The second ROA uses the maxLength attribute because it is designed to explicitly enable AS 222 to originate *any* /24 subprefix of

As before, the second ROA is also not "minimal" because it contains prefixes that are not originated by anyone in BGP during normal operations. As before, all of the IP addresses in are vulnerable to a forged-origin subprefix hijack during normal operations, when the /22 prefix is not originated.

The use of maxLength in this second ROA also comes with an additional risk. Consider a DDoS attack that causes the DDoS mitigation service at AS 222 to originates prefix It follows that all *other* /24 prefixes covered by the /22 prefix (i.e.,,, are all vulnerable to a forged-origin subprefix attacks during the DDoS attack.

6. Change Log

Note to RFC Editor: if this document does not obsolete an existing RFC, please remove this appendix before publication as an RFC.

7. Contributors

This document would not be possible without the work of Omar Sagga (Boston University).

8. References

8.1. Normative References

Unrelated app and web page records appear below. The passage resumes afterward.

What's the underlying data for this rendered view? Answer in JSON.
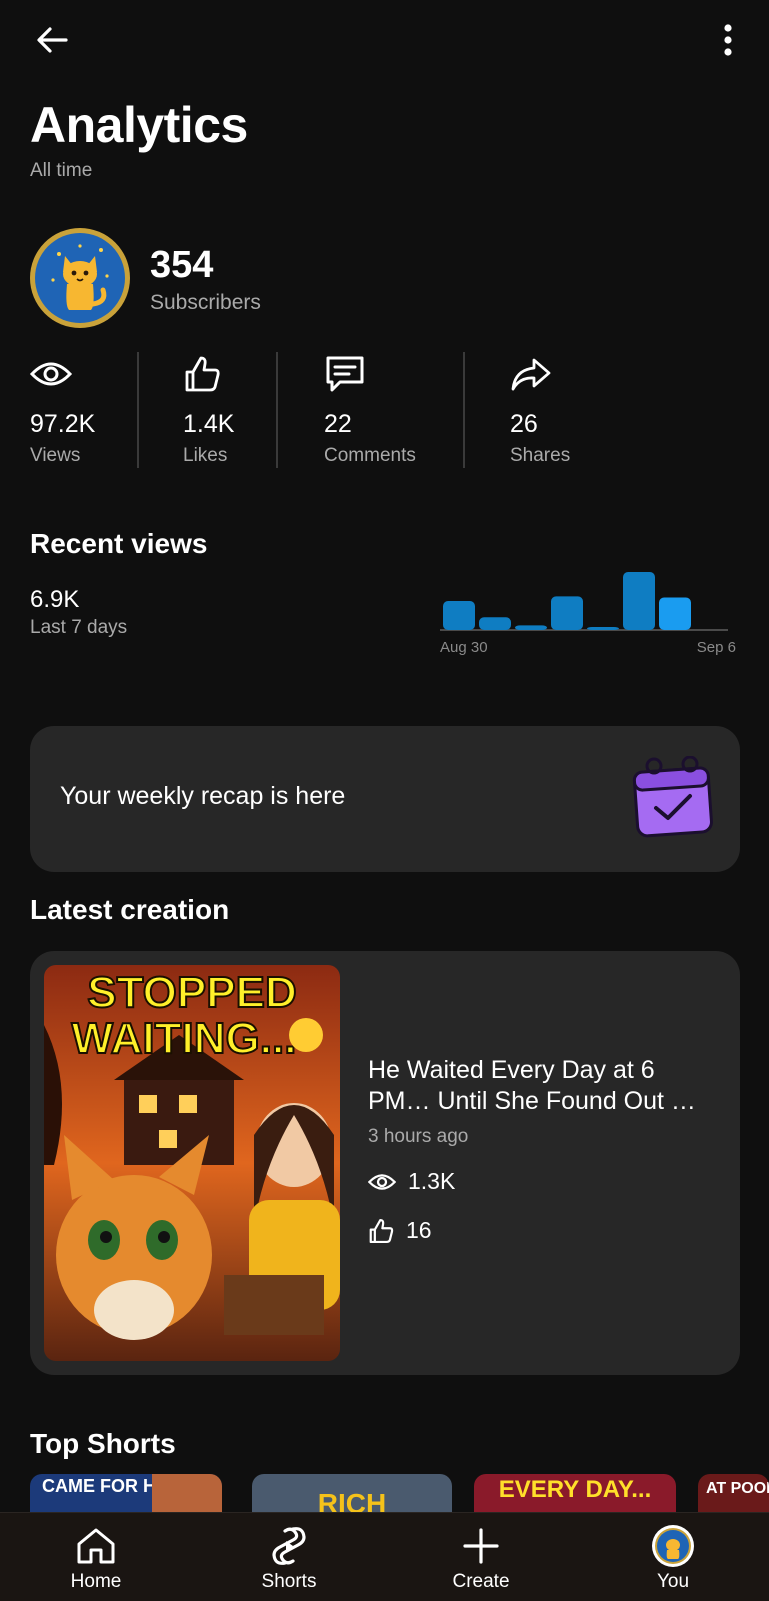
{
  "header": {
    "title": "Analytics",
    "subtitle": "All time"
  },
  "channel": {
    "subscriber_count": "354",
    "subscriber_label": "Subscribers"
  },
  "stats": [
    {
      "value": "97.2K",
      "label": "Views",
      "icon": "eye-icon"
    },
    {
      "value": "1.4K",
      "label": "Likes",
      "icon": "thumb-up-icon"
    },
    {
      "value": "22",
      "label": "Comments",
      "icon": "comment-icon"
    },
    {
      "value": "26",
      "label": "Shares",
      "icon": "share-icon"
    }
  ],
  "recent_views": {
    "title": "Recent views",
    "value": "6.9K",
    "period": "Last 7 days",
    "chart_start_label": "Aug 30",
    "chart_end_label": "Sep 6",
    "bar_values": [
      0.5,
      0.22,
      0.08,
      0.58,
      0.05,
      1.0,
      0.56
    ],
    "bar_color": "#0f7dc2",
    "highlight_color": "#1a9cf0"
  },
  "recap": {
    "text": "Your weekly recap is here",
    "icon": "calendar-check-icon",
    "icon_color": "#a56bf2"
  },
  "latest": {
    "section_title": "Latest creation",
    "thumbnail_text_line1": "STOPPED",
    "thumbnail_text_line2": "WAITING...",
    "video_title": "He Waited Every Day at 6 PM… Until She Found Out …",
    "time_ago": "3 hours ago",
    "views": "1.3K",
    "likes": "16"
  },
  "top_shorts": {
    "section_title": "Top Shorts",
    "items": [
      {
        "caption": "CAME FOR HELP!"
      },
      {
        "caption": "RICH"
      },
      {
        "caption": "EVERY DAY..."
      },
      {
        "caption": "AT POOR"
      }
    ]
  },
  "nav": [
    {
      "label": "Home",
      "icon": "home-icon"
    },
    {
      "label": "Shorts",
      "icon": "shorts-icon"
    },
    {
      "label": "Create",
      "icon": "plus-icon"
    },
    {
      "label": "You",
      "icon": "avatar-icon"
    }
  ]
}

[RFC2119] Bradner, S., "Key words for use in RFCs to Indicate Requirement Levels", BCP 14, RFC 2119, DOI 10.17487/RFC2119, March 1997.
[RFC4271] Rekhter, Y., Li, T. and S. Hares, "A Border Gateway Protocol 4 (BGP-4)", RFC 4271, DOI 10.17487/RFC4271, January 2006.
[RFC6480] Lepinski, M. and S. Kent, "An Infrastructure to Support Secure Internet Routing", RFC 6480, DOI 10.17487/RFC6480, February 2012.
[RFC6482] Lepinski, M., Kent, S. and D. Kong, "A Profile for Route Origin Authorizations (ROAs)", RFC 6482, DOI 10.17487/RFC6482, February 2012.
[RFC6811] Mohapatra, P., Scudder, J., Ward, D., Bush, R. and R. Austein, "BGP Prefix Origin Validation", RFC 6811, DOI 10.17487/RFC6811, January 2013.

8.2. Informative References

[GCHSS] Gilad, Y., Cohen, A., Herzberg, A., Schapira, M. and H. Shulman, "Are We There Yet? On RPKI's Deployment and Security", in NDSS 2017, February 2017.
[GSG17] Gilad, Y., Sagga, O. and S. Goldberg, "Maxlength Considered Harmful to the RPKI", in ACM CoNEXT 2017, December 2017.
[I-D.ietf-sidr-bgpsec-protocol] Lepinski, M. and K. Sriram, "BGPsec Protocol Specification", Internet-Draft draft-ietf-sidr-bgpsec-protocol-23, April 2017.
[LSG16] Lychev, R., Shapira, M. and S. Goldberg, "Rethinking Security for Internet Routing", in Communications of the ACM, October 2016.
[RFC6907] Manderson, T., Sriram, K. and R. White, "Use Cases and Interpretations of Resource Public Key Infrastructure (RPKI) Objects for Issuers and Relying Parties", RFC 6907, DOI 10.17487/RFC6907, March 2013.
[RFC7115] Bush, R., "Origin Validation Operation Based on the Resource Public Key Infrastructure (RPKI)", BCP 185, RFC 7115, DOI 10.17487/RFC7115, January 2014.

Authors' Addresses

Yossi Gilad Boston University 111 Cummington St, MCS135 Boston, MA 02215 USA EMail:
Sharon Goldberg Boston University 111 Cummington St, MCS135 Boston, MA 02215 USA EMail:
Kotikalapudi Sriram NIST 100 Bureau Drive Gaithersburg, MD 20899 USA EMail:
Job Snijders NTT Communications Theodorus Majofskistraat 100 Amsterdam, 1065 SZ The Netherlands EMail: